# [Task description]
Locate the word "Report" in the material, then show every line that holds it.

------ Record set

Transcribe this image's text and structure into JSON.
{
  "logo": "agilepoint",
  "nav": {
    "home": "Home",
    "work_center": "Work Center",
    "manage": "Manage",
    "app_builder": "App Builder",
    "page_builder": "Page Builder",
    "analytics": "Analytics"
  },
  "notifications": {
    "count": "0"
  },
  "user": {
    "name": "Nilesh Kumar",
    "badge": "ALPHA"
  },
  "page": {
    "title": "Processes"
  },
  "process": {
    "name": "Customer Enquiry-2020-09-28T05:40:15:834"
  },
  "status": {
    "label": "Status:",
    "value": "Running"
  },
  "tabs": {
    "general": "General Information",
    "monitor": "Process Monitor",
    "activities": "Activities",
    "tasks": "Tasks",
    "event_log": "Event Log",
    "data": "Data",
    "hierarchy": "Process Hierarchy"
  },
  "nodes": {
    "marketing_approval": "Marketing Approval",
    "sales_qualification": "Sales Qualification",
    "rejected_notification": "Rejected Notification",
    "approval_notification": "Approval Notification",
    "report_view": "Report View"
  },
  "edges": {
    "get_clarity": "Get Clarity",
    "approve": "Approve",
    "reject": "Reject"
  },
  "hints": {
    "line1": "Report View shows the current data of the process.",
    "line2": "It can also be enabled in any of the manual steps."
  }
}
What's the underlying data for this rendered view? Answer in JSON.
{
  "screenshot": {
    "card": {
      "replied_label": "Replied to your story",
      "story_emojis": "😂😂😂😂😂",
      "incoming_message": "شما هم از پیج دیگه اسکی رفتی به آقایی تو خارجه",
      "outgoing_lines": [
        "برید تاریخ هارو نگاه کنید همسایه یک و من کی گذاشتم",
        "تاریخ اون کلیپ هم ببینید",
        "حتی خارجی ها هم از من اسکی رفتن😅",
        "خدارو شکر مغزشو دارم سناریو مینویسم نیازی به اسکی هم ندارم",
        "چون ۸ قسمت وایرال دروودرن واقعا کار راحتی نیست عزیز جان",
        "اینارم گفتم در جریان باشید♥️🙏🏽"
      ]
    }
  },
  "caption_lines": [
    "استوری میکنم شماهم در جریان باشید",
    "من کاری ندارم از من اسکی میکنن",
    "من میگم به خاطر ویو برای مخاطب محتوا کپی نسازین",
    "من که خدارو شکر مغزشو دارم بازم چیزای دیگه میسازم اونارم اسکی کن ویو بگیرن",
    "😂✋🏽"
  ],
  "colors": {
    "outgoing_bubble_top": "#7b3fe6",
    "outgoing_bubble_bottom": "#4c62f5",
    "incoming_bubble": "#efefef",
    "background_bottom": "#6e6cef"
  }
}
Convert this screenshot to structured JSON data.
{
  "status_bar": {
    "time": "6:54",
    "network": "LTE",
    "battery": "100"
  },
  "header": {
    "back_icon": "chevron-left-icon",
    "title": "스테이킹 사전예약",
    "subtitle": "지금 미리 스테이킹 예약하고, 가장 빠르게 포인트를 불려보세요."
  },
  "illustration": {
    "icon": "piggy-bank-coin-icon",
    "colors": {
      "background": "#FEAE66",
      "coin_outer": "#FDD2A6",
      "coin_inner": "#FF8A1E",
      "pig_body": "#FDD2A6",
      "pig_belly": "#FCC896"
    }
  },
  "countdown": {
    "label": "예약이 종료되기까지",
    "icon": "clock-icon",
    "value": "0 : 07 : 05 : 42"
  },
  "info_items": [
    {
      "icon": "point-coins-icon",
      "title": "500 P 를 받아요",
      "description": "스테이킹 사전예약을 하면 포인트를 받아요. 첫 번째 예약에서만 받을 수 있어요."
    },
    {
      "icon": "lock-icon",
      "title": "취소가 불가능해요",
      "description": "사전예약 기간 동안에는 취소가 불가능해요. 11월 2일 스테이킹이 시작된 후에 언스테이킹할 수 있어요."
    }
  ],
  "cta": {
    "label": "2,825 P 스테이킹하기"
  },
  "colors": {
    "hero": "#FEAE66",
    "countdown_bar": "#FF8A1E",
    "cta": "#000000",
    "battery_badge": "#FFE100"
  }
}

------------

# [Answer for the task]
    "report_view": "Report View"
    "line1": "Report View shows the current data of the process.",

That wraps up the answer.